The New York Times has a good piece up on Argentinian-Iranian relations and the Jewish response in Argentina. The two countries have recently and slowly begun improving diplomatic ties through both informal and formal talks, as Argentina seeks to turn to new trade partners to try to improve its own slowing economy, while Iran seeks diplomatic ties in Latin America as an attempt to counter some of the broader international isolation it faces. However, Argentina’s Jewish population, which numbers over 250,000, is distressed by the growing ties for a very simple reason – there is evidence that Iran sponsored the 1994 bombing of Buenos Aires’ Associación Mutual Israelita Argentina (AMIA) that left 85 dead and hundreds wounded. Some Jewish peoples are outraged, seeing the prospects of prosecutions and convictions for those tied to the bombing fading away in improved ties. Others, however, are more circumspect, and not without reason: Cristina Kirchner (and her late husband before her) have supported investigations into the bombing and the re-opening of cases after ex-president (and current senator) Carlos Menem’s incompetence in handling the case in the 1990s; thus, while she may be seeking new diplomatic and economic ties, it is not as though she has disregarded the case in the recent past. Additionally, while ties may be improving, currently, Argentina and Iran are currently just in the phase of initiating talks, a rare event in the 18 years since the bombing. And among the items to be discussed on the agenda in the talks? The 1994 bombing (and Iran’s role in it) itself. All of this makes the situation more nuanced than a simple question of Kirchner disregarding Argentina’s Jewish community while forging ties to a relative pariah in much of the international community.
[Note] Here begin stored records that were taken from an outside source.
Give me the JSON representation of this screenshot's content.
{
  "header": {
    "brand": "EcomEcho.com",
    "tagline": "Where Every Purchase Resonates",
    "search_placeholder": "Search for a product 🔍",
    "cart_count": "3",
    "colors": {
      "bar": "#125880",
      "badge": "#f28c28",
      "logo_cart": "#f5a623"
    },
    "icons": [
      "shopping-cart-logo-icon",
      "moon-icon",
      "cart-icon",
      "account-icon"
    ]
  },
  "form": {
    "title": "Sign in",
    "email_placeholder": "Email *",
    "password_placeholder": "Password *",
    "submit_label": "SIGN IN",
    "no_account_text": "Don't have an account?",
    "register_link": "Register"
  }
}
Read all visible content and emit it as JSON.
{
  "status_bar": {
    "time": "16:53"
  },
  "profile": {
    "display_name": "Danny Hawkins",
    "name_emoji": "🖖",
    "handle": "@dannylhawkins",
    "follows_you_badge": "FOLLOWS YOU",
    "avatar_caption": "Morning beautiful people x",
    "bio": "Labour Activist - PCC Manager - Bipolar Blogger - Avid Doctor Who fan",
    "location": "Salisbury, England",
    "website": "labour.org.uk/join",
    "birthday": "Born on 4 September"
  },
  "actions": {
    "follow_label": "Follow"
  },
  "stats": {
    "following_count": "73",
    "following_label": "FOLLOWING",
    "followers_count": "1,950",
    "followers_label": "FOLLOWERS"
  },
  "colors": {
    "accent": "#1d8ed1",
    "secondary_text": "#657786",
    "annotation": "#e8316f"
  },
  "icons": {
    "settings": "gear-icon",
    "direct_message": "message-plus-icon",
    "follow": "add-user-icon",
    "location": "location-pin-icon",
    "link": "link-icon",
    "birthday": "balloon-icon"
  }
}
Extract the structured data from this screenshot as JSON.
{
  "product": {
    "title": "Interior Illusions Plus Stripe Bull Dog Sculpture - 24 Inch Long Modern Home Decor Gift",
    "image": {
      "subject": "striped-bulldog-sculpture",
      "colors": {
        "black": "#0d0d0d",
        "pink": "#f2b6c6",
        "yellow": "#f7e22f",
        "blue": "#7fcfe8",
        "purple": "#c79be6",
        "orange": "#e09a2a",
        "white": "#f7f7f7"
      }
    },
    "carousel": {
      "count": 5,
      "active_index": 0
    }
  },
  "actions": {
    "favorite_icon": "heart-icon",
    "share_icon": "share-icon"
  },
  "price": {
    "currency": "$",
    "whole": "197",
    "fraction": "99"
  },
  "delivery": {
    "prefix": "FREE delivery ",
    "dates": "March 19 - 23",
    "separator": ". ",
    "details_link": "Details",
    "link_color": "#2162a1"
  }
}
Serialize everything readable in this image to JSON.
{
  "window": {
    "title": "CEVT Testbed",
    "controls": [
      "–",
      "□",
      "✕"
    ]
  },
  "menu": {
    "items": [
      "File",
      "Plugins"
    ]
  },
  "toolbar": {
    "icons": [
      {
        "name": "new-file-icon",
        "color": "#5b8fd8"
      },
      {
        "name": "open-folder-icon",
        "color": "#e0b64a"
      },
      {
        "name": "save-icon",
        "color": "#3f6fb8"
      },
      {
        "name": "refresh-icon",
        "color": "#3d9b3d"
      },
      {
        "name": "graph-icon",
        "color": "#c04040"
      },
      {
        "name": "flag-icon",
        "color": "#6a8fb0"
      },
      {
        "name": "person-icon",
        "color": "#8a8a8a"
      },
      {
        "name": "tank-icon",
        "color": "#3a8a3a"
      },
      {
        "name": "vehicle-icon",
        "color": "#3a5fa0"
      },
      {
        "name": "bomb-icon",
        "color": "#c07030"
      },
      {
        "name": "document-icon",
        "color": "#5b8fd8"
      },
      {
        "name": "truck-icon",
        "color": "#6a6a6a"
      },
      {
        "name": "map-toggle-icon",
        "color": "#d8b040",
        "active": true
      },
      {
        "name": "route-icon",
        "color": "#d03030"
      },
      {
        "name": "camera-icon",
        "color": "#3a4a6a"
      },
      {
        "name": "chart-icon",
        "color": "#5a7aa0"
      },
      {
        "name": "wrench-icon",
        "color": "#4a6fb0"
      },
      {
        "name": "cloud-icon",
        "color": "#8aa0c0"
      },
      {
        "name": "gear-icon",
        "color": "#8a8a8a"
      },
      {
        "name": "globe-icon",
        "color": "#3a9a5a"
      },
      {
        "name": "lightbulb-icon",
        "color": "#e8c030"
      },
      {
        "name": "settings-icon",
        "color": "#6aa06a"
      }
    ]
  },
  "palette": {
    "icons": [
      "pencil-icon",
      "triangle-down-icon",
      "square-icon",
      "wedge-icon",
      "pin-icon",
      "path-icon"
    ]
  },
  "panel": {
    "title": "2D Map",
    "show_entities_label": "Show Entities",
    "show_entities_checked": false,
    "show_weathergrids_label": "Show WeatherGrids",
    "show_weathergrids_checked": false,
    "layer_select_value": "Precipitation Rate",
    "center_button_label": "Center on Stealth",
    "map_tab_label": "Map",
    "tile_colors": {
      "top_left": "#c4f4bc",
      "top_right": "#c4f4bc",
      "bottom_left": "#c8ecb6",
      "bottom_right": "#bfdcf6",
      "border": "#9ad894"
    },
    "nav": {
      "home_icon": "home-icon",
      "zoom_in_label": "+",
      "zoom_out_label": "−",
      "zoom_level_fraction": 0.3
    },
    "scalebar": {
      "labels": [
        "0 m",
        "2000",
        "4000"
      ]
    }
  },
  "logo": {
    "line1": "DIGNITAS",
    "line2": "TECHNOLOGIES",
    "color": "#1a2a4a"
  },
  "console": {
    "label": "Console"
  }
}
However, as the Times piece shows, the impact of anti-Semitic terrorism in Buenos Aires continues to play an important role in public memory and national political debate in Argentina more than 18 years after the attack.